▶ **What you are asked to do**:
Locate every line below that contains the word "نیاز" and copy it.

[Data for the task Boundary: Start]

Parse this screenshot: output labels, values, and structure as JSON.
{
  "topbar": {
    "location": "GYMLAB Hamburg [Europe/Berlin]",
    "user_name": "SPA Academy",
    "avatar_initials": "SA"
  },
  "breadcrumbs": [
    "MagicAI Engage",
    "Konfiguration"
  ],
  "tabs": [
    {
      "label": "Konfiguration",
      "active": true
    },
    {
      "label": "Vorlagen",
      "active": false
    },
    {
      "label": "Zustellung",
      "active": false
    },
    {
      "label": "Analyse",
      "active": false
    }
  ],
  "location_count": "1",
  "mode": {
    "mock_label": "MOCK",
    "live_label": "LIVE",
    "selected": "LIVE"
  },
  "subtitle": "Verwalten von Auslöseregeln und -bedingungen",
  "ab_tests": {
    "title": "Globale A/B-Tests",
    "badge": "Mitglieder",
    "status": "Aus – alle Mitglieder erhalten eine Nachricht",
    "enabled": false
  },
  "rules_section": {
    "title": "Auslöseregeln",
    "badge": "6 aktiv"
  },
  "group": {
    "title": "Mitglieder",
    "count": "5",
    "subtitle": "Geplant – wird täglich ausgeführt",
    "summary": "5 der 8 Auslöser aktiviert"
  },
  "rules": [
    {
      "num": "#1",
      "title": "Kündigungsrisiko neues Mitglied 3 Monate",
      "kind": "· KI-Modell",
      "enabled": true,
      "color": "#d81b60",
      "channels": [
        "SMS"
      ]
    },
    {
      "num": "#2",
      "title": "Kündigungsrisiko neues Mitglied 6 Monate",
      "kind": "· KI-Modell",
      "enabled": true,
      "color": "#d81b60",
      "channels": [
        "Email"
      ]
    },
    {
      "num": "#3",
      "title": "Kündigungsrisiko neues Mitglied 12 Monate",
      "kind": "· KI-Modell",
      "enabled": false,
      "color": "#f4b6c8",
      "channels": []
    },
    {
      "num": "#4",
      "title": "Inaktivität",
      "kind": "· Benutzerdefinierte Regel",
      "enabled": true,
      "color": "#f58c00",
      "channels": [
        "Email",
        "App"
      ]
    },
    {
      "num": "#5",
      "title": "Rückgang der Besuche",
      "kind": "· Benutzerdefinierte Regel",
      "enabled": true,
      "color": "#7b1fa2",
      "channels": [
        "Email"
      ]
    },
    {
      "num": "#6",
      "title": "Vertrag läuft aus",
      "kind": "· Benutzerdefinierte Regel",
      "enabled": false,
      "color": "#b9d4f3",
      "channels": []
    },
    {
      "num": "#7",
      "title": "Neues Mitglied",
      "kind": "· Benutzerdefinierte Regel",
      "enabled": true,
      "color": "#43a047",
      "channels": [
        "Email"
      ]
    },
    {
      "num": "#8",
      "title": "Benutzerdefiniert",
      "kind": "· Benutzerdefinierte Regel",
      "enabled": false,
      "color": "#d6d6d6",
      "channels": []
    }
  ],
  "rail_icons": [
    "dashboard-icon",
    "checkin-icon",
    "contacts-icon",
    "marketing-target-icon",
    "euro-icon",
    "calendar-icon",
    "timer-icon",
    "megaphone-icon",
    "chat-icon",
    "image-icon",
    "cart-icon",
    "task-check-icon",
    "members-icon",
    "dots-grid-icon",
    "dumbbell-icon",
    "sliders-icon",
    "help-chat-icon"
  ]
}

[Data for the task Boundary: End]
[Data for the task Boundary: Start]

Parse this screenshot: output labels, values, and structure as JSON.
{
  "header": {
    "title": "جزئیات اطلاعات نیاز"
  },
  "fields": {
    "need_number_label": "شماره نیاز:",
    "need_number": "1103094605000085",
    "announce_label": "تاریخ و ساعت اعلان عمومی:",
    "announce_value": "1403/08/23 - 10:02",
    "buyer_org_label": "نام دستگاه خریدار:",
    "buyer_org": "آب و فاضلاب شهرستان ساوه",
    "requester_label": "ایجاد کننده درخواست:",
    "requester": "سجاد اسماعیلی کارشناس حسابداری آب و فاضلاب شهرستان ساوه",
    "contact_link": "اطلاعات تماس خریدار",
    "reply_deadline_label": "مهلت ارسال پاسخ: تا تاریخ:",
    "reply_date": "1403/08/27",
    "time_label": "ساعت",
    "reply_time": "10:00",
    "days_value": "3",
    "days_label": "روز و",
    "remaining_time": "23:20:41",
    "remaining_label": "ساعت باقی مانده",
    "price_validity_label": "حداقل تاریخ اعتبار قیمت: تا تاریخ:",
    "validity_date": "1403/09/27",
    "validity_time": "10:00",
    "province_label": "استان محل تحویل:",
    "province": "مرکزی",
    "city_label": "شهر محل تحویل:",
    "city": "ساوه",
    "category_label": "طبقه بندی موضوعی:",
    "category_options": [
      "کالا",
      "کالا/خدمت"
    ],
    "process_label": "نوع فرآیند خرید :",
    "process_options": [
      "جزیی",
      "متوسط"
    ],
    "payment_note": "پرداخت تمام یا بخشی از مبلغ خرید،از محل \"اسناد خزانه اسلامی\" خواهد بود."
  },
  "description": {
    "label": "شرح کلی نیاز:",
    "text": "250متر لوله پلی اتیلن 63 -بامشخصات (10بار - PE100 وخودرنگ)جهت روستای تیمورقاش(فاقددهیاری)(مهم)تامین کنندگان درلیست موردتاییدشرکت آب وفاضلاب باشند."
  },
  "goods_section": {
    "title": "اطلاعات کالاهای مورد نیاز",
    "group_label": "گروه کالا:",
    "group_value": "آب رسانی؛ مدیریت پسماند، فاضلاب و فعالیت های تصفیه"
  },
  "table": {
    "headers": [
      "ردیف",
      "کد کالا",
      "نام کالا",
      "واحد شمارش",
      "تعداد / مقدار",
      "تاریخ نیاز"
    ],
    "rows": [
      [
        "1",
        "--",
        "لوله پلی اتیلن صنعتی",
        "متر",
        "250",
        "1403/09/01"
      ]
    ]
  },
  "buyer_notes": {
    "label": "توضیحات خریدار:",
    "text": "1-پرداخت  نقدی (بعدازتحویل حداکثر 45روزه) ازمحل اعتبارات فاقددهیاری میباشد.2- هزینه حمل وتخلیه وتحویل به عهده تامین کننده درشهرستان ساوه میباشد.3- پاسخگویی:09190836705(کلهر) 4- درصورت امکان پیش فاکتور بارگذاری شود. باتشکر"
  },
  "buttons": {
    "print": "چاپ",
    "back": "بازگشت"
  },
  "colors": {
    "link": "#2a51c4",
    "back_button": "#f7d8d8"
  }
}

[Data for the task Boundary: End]

▶ **Output of the exercise**:
    "title": "جزئیات اطلاعات نیاز"
    "need_number_label": "شماره نیاز:",
    "label": "شرح کلی نیاز:",
    "title": "اطلاعات کالاهای مورد نیاز",
      "تاریخ نیاز"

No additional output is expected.